While it won’t be known until later if hunters in Kentucky have topped that trophy mark this year, they have certainly enjoyed another record deer harvest.
Kentucky Fish and Wildlife’s website (fw.ky.gov) reported 139,228 deer telechecked as of Dec. 26, up almost 6 percent from last year’s overall harvest record. That total could climb some more. An unprecedented deer season stands as one of the department’s highlights in 2013.
The ongoing efforts by Kentucky Fish and Wildlife to restore the state’s bobwhite quail population and the expansion of Big Rivers Wildlife Management Area (WMA) and State Forest in western Kentucky as well as new regulations permitting night coyote hunting are all accomplishments of the wildlife division.
In addition, wildlife biologists continued their work with University of Kentucky graduate students on separate research projects focused on the state’s restored elk herd.
“We want to sustain the herd to where we have a huntable population, allow the maximum opportunity for hunters and still have a healthy herd that behaves and acts like an elk herd should,” said Gabe Jenkins, wildlife biologist for Kentucky Fish and Wildlife.
Fieldwork for a four-year research project focused on assessing lifespan, identifying causes of death and tracking movement just wrapped up. The study also identified elk habitat use and food sources. A cow elk study, started last winter when 40 adult cow elk received radio collars and ear tags, is looking not only at the lifespan of cows but also at the social structure of the herd, reproductive success and mortality factors.
“As an agency, we’re going to continue to try to keep this up for a while,” Jenkins said. “So even when the students are finished with their work, we have some things that we want to look at and address.” This past year also saw opportunities for bear hunting expand in Kentucky.
The bear zone now encompasses a 16-county region, a separate archery/crossbow season was established and the first bear quota hunt with dogs was initiated. Hunters met their quota of 10 bears during the inaugural archery/crossbow season, with the largest a 375-pound male taken with a crossbow in Wayne County.
Fisheries Division Director Ron Brooks noted the continued efforts to blunt the advancement of Asian carp as one of the division’s key areas of focus in 2013.
Commercial anglers netted almost 83,000 pounds of Asian carp over a two-day tournament held in March on Kentucky and Barkley lakes. Bighead and silver carp reproduce quickly and gorge on plankton that forms the base of the aquatic food chain.

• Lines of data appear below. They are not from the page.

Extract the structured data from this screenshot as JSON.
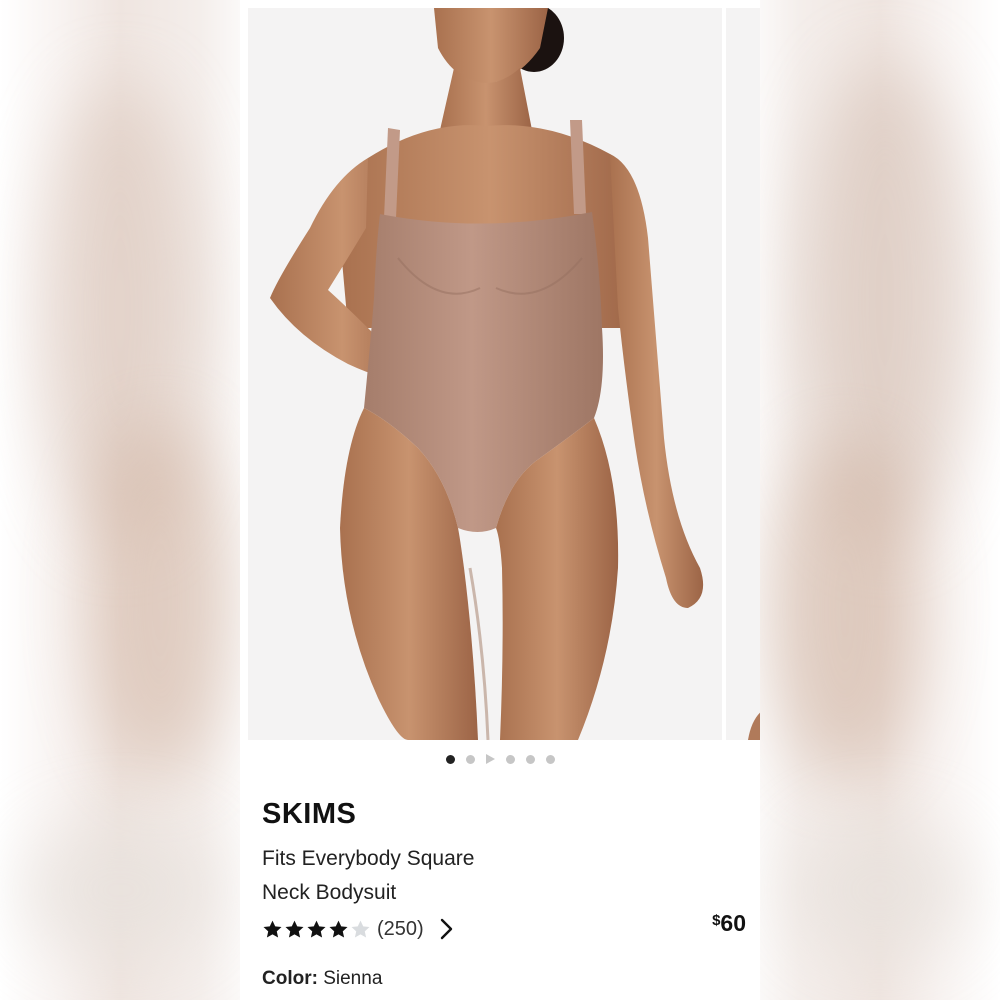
{
  "product": {
    "brand": "SKIMS",
    "name_line1": "Fits Everybody Square",
    "name_line2": "Neck Bodysuit",
    "rating": 4,
    "rating_max": 5,
    "review_count": "(250)",
    "currency": "$",
    "price": "60",
    "color_label": "Color:",
    "color_value": "Sienna"
  },
  "gallery": {
    "image_alt": "Model wearing a Sienna square neck bodysuit",
    "slide_count": 6,
    "active_index": 0,
    "video_index": 2
  },
  "colors": {
    "star_filled": "#111111",
    "star_empty": "#d9dcdf",
    "bodysuit": "#b88f7d",
    "skin": "#c08a6c",
    "image_bg": "#f4f3f3"
  },
  "icons": {
    "rating_chevron": "chevron-right-icon",
    "video_slide": "play-icon"
  }
}
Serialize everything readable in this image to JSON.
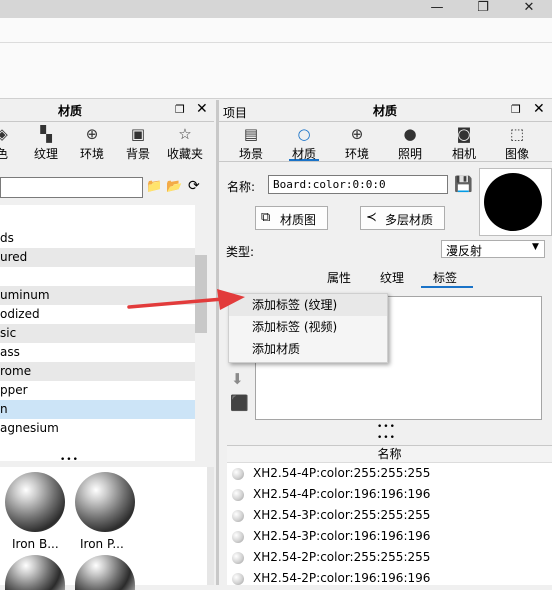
{
  "window": {
    "minimize": "—",
    "restore": "❐",
    "close": "✕"
  },
  "left_panel": {
    "title": "材质",
    "tabs": [
      {
        "label": "色",
        "icon": "color-icon"
      },
      {
        "label": "纹理",
        "icon": "texture-icon"
      },
      {
        "label": "环境",
        "icon": "globe-icon"
      },
      {
        "label": "背景",
        "icon": "image-icon"
      },
      {
        "label": "收藏夹",
        "icon": "star-icon"
      }
    ],
    "list": [
      "ds",
      "ured",
      "",
      "uminum",
      "odized",
      "sic",
      "ass",
      "rome",
      "pper",
      "n",
      "agnesium"
    ],
    "selected_index": 9,
    "thumbnails": [
      "Iron B...",
      "Iron P..."
    ],
    "splitter": "•••"
  },
  "right_panel": {
    "project_label": "项目",
    "title": "材质",
    "tabs": [
      {
        "label": "场景",
        "icon": "scene-icon"
      },
      {
        "label": "材质",
        "icon": "material-icon"
      },
      {
        "label": "环境",
        "icon": "globe-icon"
      },
      {
        "label": "照明",
        "icon": "bulb-icon"
      },
      {
        "label": "相机",
        "icon": "camera-icon"
      },
      {
        "label": "图像",
        "icon": "crop-icon"
      }
    ],
    "active_tab": 1,
    "name_label": "名称:",
    "name_value": "Board:color:0:0:0",
    "material_graph_button": "材质图",
    "multilayer_button": "多层材质",
    "type_label": "类型:",
    "type_value": "漫反射",
    "subtabs": [
      "属性",
      "纹理",
      "标签"
    ],
    "active_subtab": 2,
    "context_menu": [
      "添加标签 (纹理)",
      "添加标签 (视频)",
      "添加材质"
    ],
    "list_header": "名称",
    "materials": [
      "XH2.54-4P:color:255:255:255",
      "XH2.54-4P:color:196:196:196",
      "XH2.54-3P:color:255:255:255",
      "XH2.54-3P:color:196:196:196",
      "XH2.54-2P:color:255:255:255",
      "XH2.54-2P:color:196:196:196"
    ],
    "preview_color": "#000000",
    "accent_color": "#1a73c8"
  }
}
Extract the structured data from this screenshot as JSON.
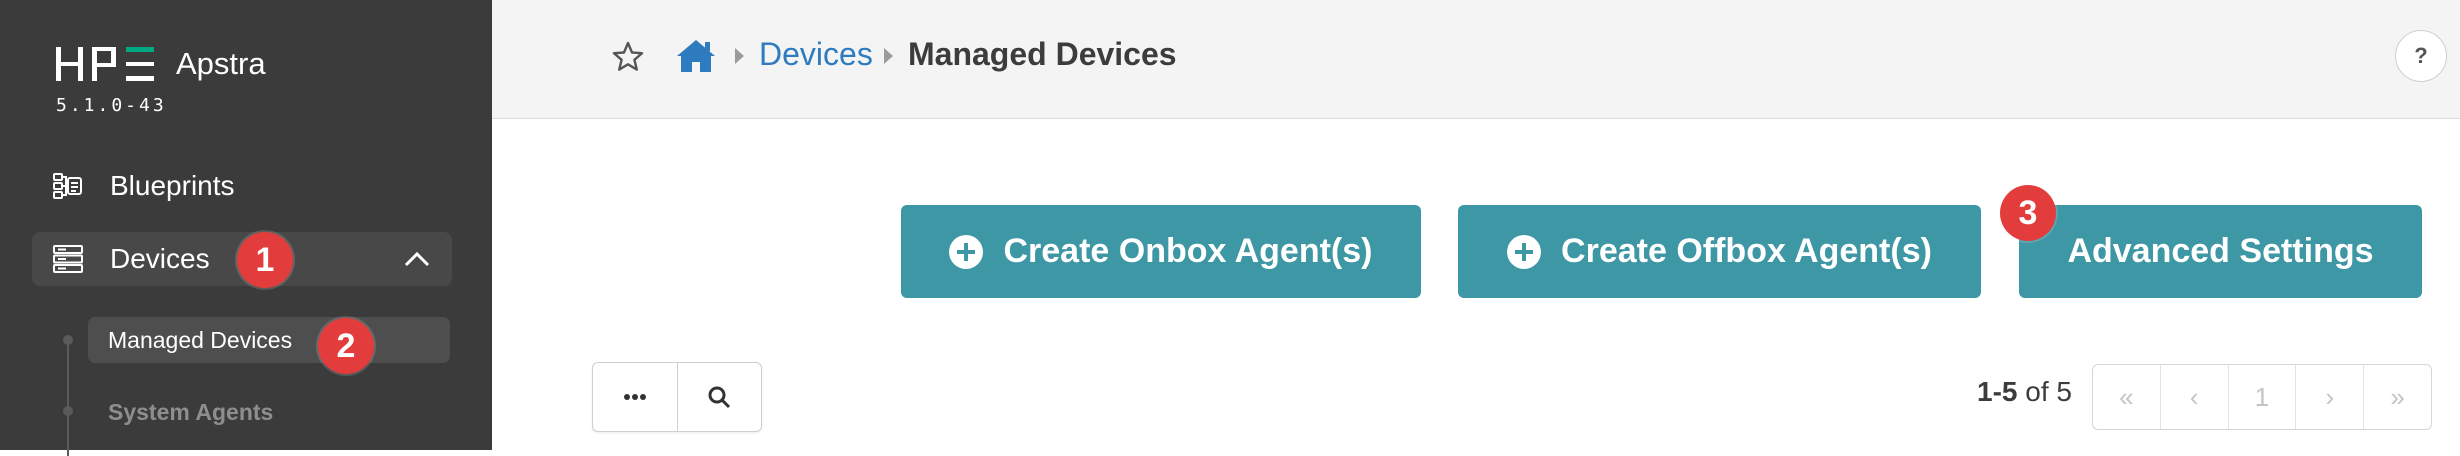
{
  "sidebar": {
    "product_name": "Apstra",
    "version": "5.1.0-43",
    "items": [
      {
        "label": "Blueprints"
      },
      {
        "label": "Devices"
      }
    ],
    "sub_items": [
      {
        "label": "Managed Devices"
      },
      {
        "label": "System Agents"
      }
    ]
  },
  "header": {
    "breadcrumb_parent": "Devices",
    "breadcrumb_current": "Managed Devices",
    "help_label": "?"
  },
  "actions": {
    "create_onbox": "Create Onbox Agent(s)",
    "create_offbox": "Create Offbox Agent(s)",
    "advanced_settings": "Advanced Settings"
  },
  "pagination": {
    "range": "1-5",
    "of_label": "of",
    "total": "5",
    "current_page": "1",
    "first": "«",
    "prev": "‹",
    "next": "›",
    "last": "»"
  },
  "annotations": [
    "1",
    "2",
    "3"
  ],
  "colors": {
    "sidebar_bg": "#3b3b3b",
    "accent_teal": "#3d97a4",
    "link_blue": "#2f7bbf",
    "badge_red": "#e23c3c",
    "hpe_green": "#01a982"
  }
}
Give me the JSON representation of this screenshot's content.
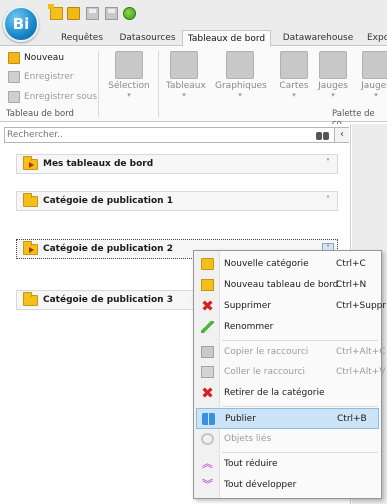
{
  "app": {
    "logo_text": "Bi"
  },
  "tabs": [
    {
      "label": "Requêtes",
      "active": false
    },
    {
      "label": "Datasources",
      "active": false
    },
    {
      "label": "Tableaux de bord",
      "active": true
    },
    {
      "label": "Datawarehouse",
      "active": false
    },
    {
      "label": "Expo",
      "active": false
    }
  ],
  "ribbon": {
    "group_tableau": {
      "label": "Tableau de bord",
      "items": [
        {
          "label": "Nouveau",
          "enabled": true
        },
        {
          "label": "Enregistrer",
          "enabled": false
        },
        {
          "label": "Enregistrer sous",
          "enabled": false
        }
      ]
    },
    "selection": {
      "label": "Sélection"
    },
    "palette": {
      "label": "Palette de co",
      "items": [
        {
          "label": "Tableaux"
        },
        {
          "label": "Graphiques"
        },
        {
          "label": "Cartes"
        },
        {
          "label": "Jauges"
        },
        {
          "label": "Jauges"
        }
      ]
    }
  },
  "search": {
    "placeholder": "Rechercher.."
  },
  "publications": [
    {
      "label": "Mes tableaux de bord",
      "chevron": "˅"
    },
    {
      "label": "Catégoie de publication 1",
      "chevron": "˄"
    },
    {
      "label": "Catégoie de publication 2",
      "chevron": "˄"
    },
    {
      "label": "Catégoie de publication 3",
      "chevron": ""
    }
  ],
  "context_menu": [
    {
      "label": "Nouvelle catégorie",
      "shortcut": "Ctrl+C",
      "enabled": true,
      "icon": "folder-icon"
    },
    {
      "label": "Nouveau tableau de bord",
      "shortcut": "Ctrl+N",
      "enabled": true,
      "icon": "dashboard-folder-icon"
    },
    {
      "label": "Supprimer",
      "shortcut": "Ctrl+Suppr",
      "enabled": true,
      "icon": "delete-icon"
    },
    {
      "label": "Renommer",
      "shortcut": "",
      "enabled": true,
      "icon": "pencil-icon"
    },
    {
      "label": "Copier le raccourci",
      "shortcut": "Ctrl+Alt+C",
      "enabled": false,
      "icon": "copy-icon"
    },
    {
      "label": "Coller le raccourci",
      "shortcut": "Ctrl+Alt+V",
      "enabled": false,
      "icon": "paste-icon"
    },
    {
      "label": "Retirer de la catégorie",
      "shortcut": "",
      "enabled": true,
      "icon": "remove-icon"
    },
    {
      "label": "Publier",
      "shortcut": "Ctrl+B",
      "enabled": true,
      "icon": "publish-icon"
    },
    {
      "label": "Objets liés",
      "shortcut": "",
      "enabled": false,
      "icon": "link-icon"
    },
    {
      "label": "Tout réduire",
      "shortcut": "",
      "enabled": true,
      "icon": "collapse-all-icon"
    },
    {
      "label": "Tout développer",
      "shortcut": "",
      "enabled": true,
      "icon": "expand-all-icon"
    }
  ]
}
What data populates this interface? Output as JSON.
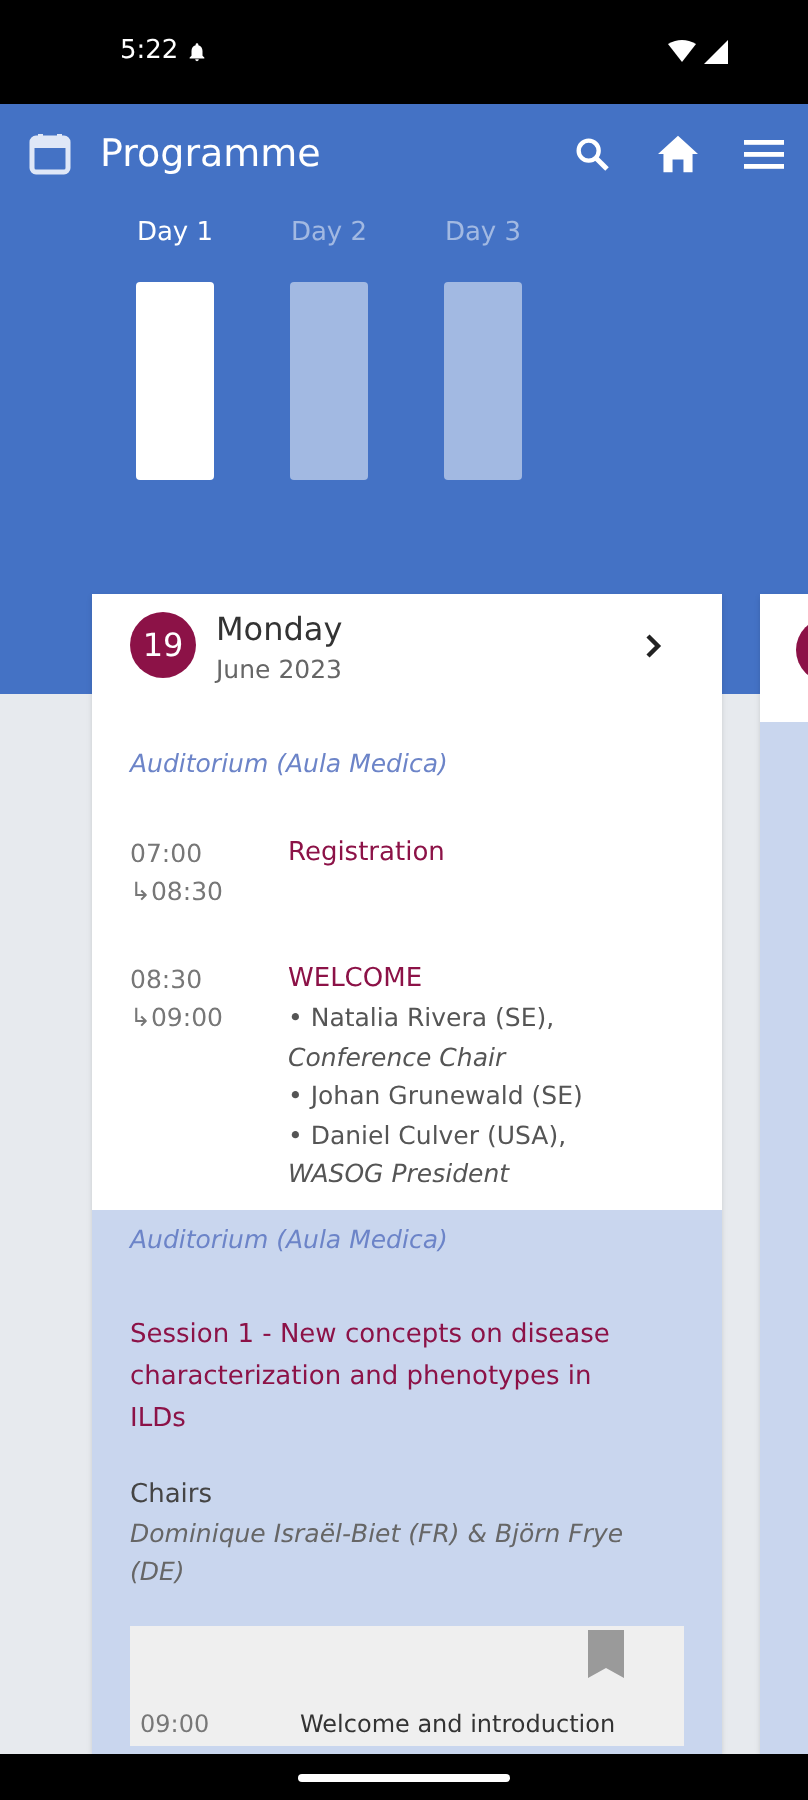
{
  "status_bar": {
    "time": "5:22"
  },
  "app_bar": {
    "title": "Programme"
  },
  "day_tabs": [
    {
      "label": "Day 1",
      "selected": true
    },
    {
      "label": "Day 2",
      "selected": false
    },
    {
      "label": "Day 3",
      "selected": false
    }
  ],
  "day_card": {
    "date": "19",
    "weekday": "Monday",
    "month": "June 2023",
    "sections": [
      {
        "kind": "plain",
        "room": "Auditorium (Aula Medica)",
        "items": [
          {
            "start": "07:00",
            "end": "↳08:30",
            "title": "Registration"
          },
          {
            "start": "08:30",
            "end": "↳09:00",
            "title": "WELCOME",
            "lines": [
              "• Natalia Rivera (SE),",
              "*Conference Chair*",
              "• Johan Grunewald (SE)",
              "• Daniel Culver (USA),",
              "*WASOG President*"
            ]
          }
        ]
      },
      {
        "kind": "session",
        "room": "Auditorium (Aula Medica)",
        "title": "Session 1 - New concepts on disease characterization and phenotypes in ILDs",
        "chairs_label": "Chairs",
        "chairs": "Dominique Israël-Biet (FR) & Björn Frye (DE)",
        "talk": {
          "time": "09:00",
          "title": "Welcome and introduction",
          "bookmarked": false
        }
      }
    ]
  }
}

The department also worked to stem the Asian carp’s migration up the Ohio River.
“We contracted fishermen to fish in the Greenup and Meldahl pools primarily,” Brooks said. “We learned a lot about the numbers of Asian carp in those pools and what we need to do moving forward on that leading edge project.”
Kentucky Fish and Wildlife engaged in a project with agencies from Indiana and Illinois and two out-of-state universities to determine the population status of blue, flathead and channel catfish in the Ohio River and whether trophy-sized catfish were being overharvested. Earlier this month, the Kentucky Fish and Wildlife Commission voted in favor of new restrictions to limit the number of trophy catfish that can be taken daily by commercial fisherman and sportfish anglers.
Legislative approval is needed before the restrictions become law. If passed, anglers fishing on a sport fishing license would be allowed to keep one blue and flathead catfish more than 35 inches long and one channel catfish more than 28 inches long on the Ohio River with no daily creel limit on fish under those limits.
The past year brought some good news about Lake Cumberland. The Army Corps of Engineers dropped the water level in the lake in 2007 to ease pressure on Wolf Creek Dam because it was at risk of failing. With repairs to the dam nearing completion, the Corps raised the lake to 705 feet above sea level this past spring and could return it to its normal 723 feet above sea level next year.